◆ To do ◆
"data" is the word to look for; copy each line of the listing where it occurs.

◆ Source records ◆
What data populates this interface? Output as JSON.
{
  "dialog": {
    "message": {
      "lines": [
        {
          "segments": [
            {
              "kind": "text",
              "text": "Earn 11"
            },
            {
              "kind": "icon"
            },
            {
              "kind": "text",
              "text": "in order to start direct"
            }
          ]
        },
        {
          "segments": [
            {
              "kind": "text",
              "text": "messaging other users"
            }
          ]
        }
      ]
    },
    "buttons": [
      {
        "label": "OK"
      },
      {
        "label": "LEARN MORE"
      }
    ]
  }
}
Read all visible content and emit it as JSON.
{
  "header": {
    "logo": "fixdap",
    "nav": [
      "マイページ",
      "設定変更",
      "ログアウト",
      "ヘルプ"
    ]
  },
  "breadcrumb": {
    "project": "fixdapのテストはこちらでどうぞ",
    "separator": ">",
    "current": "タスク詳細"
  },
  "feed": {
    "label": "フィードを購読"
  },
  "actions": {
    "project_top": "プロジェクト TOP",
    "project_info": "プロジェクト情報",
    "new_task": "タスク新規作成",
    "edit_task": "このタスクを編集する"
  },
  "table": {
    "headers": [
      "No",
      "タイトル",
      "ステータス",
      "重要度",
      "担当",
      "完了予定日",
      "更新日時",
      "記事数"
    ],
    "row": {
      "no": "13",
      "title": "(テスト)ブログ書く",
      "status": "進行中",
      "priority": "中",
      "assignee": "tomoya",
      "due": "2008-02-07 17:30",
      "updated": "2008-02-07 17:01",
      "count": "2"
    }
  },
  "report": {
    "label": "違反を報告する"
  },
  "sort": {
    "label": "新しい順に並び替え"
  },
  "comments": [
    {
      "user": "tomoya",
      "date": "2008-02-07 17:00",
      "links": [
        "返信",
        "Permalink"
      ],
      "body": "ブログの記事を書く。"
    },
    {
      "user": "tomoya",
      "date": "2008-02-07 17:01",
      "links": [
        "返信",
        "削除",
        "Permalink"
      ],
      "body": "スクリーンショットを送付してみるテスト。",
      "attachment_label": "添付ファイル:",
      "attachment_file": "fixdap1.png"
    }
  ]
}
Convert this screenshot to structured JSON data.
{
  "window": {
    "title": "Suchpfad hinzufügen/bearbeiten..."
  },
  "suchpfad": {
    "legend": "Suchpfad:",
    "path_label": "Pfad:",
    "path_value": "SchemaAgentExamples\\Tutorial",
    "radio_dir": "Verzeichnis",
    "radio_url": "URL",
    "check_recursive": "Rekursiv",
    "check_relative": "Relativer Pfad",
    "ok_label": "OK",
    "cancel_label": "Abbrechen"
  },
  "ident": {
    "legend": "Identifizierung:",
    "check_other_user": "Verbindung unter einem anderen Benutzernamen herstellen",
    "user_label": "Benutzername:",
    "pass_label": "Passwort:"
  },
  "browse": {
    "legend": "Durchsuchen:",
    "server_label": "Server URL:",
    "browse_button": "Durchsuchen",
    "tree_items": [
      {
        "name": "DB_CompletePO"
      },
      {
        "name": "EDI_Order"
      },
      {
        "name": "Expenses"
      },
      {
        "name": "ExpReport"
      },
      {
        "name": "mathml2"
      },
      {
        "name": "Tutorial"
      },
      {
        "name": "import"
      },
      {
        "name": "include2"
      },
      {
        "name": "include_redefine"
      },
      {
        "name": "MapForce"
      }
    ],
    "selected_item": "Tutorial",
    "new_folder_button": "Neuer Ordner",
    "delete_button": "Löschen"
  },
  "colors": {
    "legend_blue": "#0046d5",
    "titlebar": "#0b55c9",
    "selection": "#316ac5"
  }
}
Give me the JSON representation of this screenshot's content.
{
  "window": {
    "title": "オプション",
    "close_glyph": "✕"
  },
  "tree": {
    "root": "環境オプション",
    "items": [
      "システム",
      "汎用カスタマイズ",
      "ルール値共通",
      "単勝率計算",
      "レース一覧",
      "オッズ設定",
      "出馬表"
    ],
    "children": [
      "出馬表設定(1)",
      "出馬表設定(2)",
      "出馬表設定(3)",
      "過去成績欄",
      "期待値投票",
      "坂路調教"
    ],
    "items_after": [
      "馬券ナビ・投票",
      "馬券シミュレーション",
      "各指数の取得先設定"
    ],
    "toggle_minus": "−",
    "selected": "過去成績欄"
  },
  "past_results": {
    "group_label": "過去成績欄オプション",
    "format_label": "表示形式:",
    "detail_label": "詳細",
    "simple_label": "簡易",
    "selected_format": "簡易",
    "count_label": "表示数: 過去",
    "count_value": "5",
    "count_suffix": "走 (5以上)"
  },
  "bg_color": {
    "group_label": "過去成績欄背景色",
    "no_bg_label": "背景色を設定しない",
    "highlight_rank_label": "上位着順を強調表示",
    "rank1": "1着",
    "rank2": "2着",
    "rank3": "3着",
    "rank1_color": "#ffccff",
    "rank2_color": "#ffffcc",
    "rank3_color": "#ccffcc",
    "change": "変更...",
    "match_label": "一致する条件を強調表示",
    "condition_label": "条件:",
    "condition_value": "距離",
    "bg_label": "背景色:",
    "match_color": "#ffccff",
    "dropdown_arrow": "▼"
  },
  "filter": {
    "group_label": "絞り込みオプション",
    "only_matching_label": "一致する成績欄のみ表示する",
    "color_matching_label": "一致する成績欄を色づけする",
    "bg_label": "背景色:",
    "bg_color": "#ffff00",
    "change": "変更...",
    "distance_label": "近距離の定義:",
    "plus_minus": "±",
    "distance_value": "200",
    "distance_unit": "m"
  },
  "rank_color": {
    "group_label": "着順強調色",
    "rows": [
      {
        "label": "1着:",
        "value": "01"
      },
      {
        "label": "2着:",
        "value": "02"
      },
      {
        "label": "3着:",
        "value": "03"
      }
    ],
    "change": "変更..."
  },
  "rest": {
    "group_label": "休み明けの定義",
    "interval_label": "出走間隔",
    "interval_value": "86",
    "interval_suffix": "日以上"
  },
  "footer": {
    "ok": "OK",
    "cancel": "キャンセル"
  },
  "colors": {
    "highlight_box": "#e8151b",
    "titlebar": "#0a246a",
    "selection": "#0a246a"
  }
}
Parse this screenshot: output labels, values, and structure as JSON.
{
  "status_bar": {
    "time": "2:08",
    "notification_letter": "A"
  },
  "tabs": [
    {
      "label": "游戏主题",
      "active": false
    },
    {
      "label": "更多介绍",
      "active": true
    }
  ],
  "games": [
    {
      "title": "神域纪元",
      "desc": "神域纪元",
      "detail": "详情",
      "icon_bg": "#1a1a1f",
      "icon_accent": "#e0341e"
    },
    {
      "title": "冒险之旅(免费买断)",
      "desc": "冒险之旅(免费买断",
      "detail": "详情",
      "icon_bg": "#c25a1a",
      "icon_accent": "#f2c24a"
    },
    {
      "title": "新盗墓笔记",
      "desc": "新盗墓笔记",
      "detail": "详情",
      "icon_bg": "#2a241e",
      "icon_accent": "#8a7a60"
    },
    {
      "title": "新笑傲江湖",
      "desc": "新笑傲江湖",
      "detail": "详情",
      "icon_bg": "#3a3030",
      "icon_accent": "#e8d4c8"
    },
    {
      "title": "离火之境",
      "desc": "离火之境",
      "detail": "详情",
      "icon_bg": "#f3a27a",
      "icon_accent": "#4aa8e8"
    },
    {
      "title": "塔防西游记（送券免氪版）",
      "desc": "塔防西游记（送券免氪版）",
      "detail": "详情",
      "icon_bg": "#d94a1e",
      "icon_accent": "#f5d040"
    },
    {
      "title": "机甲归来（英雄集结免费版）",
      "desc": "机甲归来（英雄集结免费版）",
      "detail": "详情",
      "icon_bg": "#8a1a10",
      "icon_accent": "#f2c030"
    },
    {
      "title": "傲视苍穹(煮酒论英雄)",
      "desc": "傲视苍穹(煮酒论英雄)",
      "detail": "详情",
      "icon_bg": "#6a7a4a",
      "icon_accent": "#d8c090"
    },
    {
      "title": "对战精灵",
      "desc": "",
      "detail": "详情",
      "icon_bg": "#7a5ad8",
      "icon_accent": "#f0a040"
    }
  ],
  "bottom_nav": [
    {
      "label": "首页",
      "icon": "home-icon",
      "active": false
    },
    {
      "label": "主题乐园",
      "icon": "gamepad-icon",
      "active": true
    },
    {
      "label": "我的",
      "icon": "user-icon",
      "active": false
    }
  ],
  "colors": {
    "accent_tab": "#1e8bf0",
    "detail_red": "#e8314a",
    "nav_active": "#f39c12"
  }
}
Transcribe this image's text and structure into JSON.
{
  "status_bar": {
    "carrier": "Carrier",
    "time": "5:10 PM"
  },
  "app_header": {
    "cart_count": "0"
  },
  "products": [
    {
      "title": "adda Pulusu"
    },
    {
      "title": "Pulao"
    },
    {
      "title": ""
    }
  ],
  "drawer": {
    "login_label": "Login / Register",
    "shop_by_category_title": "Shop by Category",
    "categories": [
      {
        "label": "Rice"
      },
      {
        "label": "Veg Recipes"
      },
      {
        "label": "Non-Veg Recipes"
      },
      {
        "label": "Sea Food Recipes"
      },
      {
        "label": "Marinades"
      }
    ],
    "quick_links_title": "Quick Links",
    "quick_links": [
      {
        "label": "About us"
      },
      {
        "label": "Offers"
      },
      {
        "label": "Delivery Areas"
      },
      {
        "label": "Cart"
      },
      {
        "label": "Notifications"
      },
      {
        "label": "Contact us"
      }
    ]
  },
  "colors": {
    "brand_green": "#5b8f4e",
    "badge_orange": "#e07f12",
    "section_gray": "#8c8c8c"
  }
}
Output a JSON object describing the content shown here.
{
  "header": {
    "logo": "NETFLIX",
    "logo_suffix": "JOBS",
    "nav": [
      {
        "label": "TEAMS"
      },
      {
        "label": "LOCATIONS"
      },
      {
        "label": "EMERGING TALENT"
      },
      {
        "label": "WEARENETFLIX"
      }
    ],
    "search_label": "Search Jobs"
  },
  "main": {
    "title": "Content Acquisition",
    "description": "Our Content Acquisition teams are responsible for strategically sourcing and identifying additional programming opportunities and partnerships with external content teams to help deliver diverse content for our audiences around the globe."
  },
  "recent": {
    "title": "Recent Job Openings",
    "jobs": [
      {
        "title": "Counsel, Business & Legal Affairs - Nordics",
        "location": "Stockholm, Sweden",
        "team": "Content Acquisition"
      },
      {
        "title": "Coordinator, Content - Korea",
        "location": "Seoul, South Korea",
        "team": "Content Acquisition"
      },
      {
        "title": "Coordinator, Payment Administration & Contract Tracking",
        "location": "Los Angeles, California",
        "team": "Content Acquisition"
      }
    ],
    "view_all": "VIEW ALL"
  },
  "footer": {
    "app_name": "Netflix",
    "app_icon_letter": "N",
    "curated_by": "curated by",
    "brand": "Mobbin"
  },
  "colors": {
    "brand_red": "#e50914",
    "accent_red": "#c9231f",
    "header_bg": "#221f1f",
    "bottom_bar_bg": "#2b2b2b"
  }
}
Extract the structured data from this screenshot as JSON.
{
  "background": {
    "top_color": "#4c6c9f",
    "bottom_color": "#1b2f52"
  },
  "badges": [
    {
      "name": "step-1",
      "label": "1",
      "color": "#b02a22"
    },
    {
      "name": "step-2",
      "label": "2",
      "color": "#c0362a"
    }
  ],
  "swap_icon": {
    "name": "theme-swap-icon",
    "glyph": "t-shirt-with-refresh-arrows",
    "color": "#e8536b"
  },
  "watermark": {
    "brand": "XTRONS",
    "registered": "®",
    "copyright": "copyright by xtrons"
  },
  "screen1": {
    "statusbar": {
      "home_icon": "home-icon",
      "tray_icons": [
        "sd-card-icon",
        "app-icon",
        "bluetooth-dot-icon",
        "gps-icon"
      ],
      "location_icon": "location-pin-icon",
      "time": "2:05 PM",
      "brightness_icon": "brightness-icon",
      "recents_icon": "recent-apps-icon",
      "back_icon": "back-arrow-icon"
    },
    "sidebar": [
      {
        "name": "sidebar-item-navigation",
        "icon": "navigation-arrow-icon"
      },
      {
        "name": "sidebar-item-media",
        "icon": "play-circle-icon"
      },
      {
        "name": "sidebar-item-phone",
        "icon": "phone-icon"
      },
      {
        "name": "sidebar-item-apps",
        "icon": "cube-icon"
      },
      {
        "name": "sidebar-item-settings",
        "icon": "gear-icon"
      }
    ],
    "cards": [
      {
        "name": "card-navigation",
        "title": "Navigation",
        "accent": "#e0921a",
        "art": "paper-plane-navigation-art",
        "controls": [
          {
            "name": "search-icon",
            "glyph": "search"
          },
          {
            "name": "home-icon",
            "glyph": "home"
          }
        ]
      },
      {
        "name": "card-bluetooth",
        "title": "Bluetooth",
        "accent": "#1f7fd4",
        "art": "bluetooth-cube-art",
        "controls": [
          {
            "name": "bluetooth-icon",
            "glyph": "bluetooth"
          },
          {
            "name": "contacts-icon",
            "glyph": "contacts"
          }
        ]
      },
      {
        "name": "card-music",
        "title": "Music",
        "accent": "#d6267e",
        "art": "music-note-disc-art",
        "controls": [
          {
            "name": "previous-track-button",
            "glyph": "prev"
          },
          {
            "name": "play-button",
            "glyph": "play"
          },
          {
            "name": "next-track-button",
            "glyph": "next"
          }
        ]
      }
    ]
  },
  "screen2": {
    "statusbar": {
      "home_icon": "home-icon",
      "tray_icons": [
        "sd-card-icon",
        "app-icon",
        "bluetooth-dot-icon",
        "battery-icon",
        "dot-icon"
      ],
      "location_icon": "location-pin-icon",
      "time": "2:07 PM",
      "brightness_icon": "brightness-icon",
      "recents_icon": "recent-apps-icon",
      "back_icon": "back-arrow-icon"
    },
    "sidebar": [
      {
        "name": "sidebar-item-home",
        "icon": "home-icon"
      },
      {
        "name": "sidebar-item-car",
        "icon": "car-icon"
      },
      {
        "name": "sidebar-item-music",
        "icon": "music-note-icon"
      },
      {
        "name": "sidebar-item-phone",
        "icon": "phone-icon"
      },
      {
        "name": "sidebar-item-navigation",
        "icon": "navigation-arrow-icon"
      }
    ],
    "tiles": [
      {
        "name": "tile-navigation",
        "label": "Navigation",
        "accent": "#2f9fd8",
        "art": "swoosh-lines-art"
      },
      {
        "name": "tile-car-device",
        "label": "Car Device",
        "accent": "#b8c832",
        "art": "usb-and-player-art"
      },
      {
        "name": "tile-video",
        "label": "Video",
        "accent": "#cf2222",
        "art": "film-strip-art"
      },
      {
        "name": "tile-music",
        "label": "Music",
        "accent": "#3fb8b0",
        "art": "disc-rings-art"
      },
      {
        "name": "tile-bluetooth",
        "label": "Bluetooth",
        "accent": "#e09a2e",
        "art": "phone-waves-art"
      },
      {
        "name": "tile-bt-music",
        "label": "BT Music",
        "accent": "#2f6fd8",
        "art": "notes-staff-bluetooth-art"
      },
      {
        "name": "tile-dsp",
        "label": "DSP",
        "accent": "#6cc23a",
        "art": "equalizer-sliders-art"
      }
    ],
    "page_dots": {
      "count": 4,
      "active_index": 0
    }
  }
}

◆ Completed exercise ◆
What data populates this interface? Output as JSON.
Convert this screenshot to structured JSON data.
Extract the structured data from this screenshot as JSON.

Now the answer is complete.